▶ _About this task_: Copy each entry verbatim, excluding its images.

▶ _Records to use_:
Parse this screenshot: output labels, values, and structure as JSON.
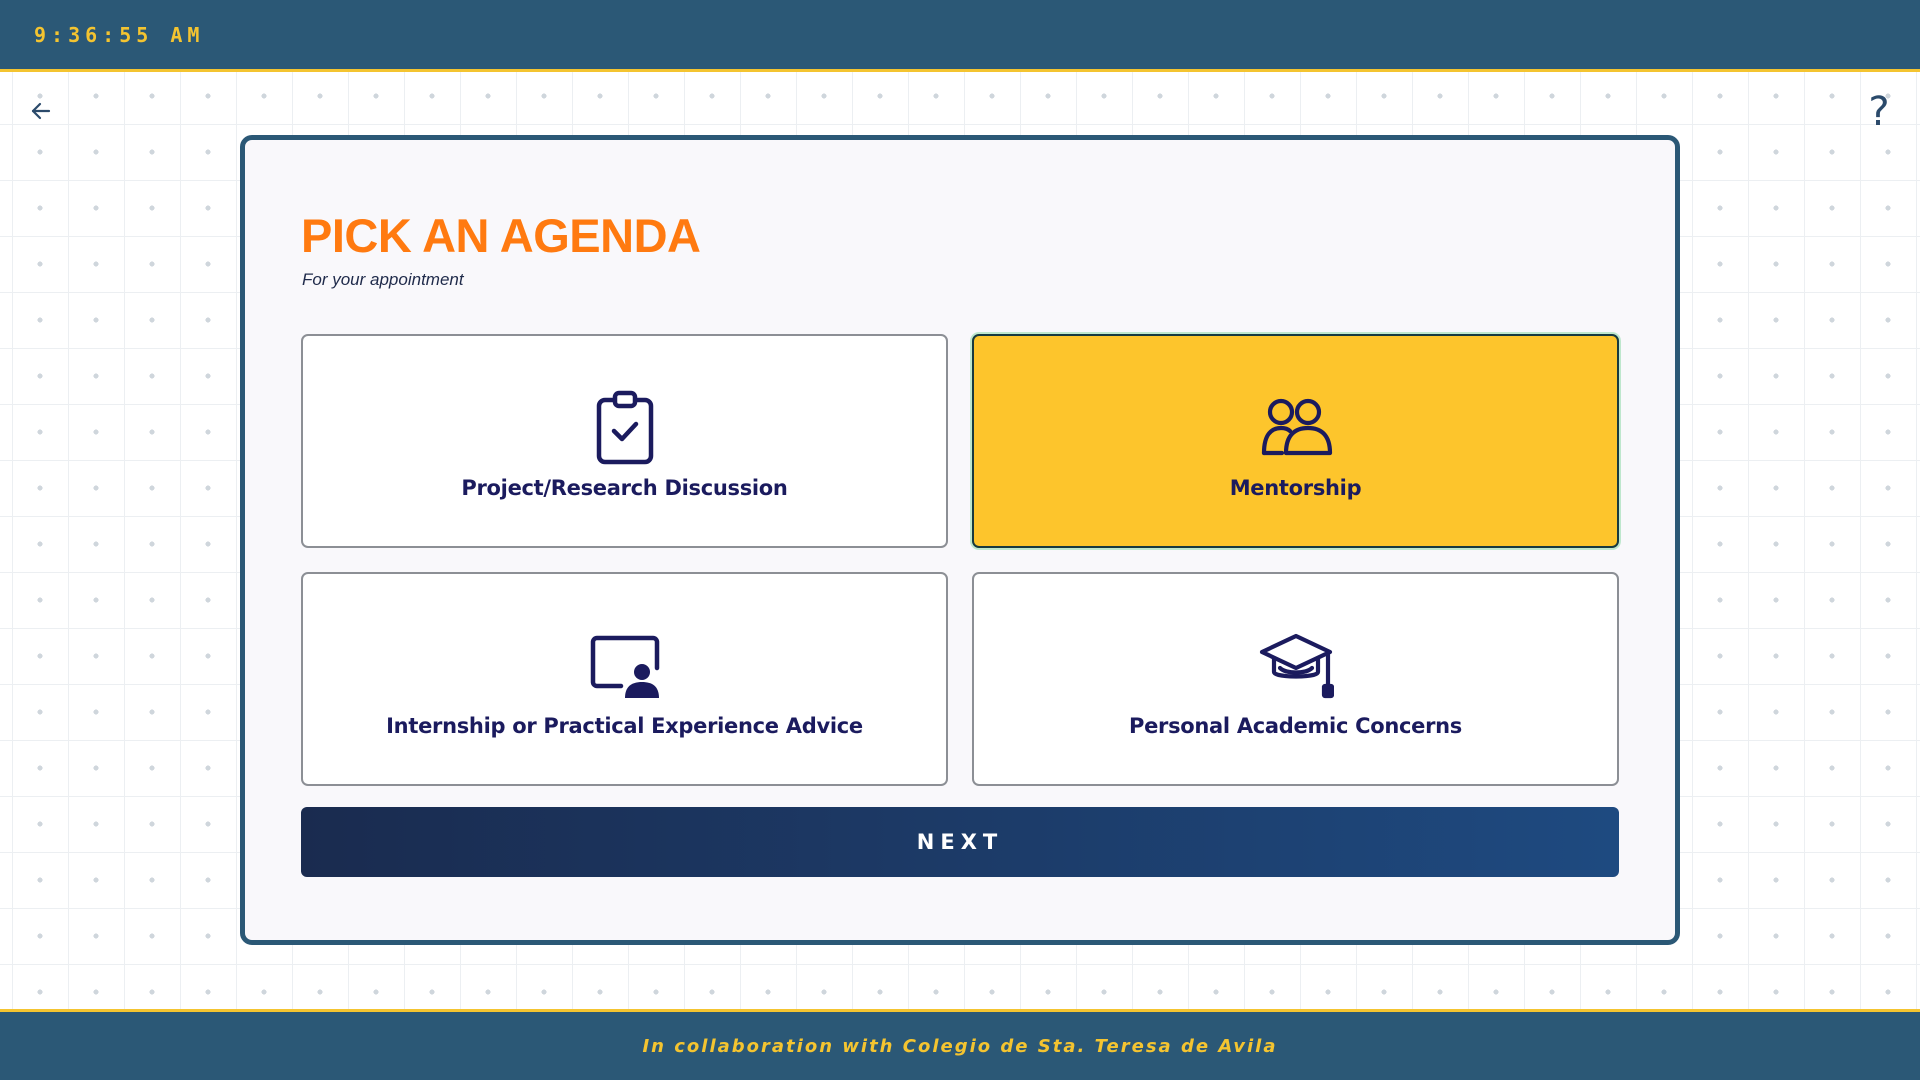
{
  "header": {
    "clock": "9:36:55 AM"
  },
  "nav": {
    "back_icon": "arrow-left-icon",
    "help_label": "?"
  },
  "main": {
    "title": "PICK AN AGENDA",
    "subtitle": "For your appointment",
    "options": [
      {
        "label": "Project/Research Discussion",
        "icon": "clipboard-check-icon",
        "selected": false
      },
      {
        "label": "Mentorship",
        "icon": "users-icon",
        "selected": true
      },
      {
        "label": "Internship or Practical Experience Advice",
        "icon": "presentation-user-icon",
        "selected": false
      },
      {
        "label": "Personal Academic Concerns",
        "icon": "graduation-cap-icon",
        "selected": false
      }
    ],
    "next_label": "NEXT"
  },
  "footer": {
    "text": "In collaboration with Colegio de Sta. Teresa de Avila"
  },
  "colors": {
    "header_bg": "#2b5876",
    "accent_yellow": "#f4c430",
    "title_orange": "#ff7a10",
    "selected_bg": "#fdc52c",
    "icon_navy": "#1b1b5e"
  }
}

▶ _Exercise answer_:
Parse this screenshot: output labels, values, and structure as JSON.
{
  "header": {
    "clock": "9:36:55 AM"
  },
  "nav": {
    "back_icon": "arrow-left-icon",
    "help_label": "?"
  },
  "main": {
    "title": "PICK AN AGENDA",
    "subtitle": "For your appointment",
    "options": [
      {
        "label": "Project/Research Discussion",
        "icon": "clipboard-check-icon",
        "selected": false
      },
      {
        "label": "Mentorship",
        "icon": "users-icon",
        "selected": true
      },
      {
        "label": "Internship or Practical Experience Advice",
        "icon": "presentation-user-icon",
        "selected": false
      },
      {
        "label": "Personal Academic Concerns",
        "icon": "graduation-cap-icon",
        "selected": false
      }
    ],
    "next_label": "NEXT"
  },
  "footer": {
    "text": "In collaboration with Colegio de Sta. Teresa de Avila"
  },
  "colors": {
    "header_bg": "#2b5876",
    "accent_yellow": "#f4c430",
    "title_orange": "#ff7a10",
    "selected_bg": "#fdc52c",
    "icon_navy": "#1b1b5e"
  }
}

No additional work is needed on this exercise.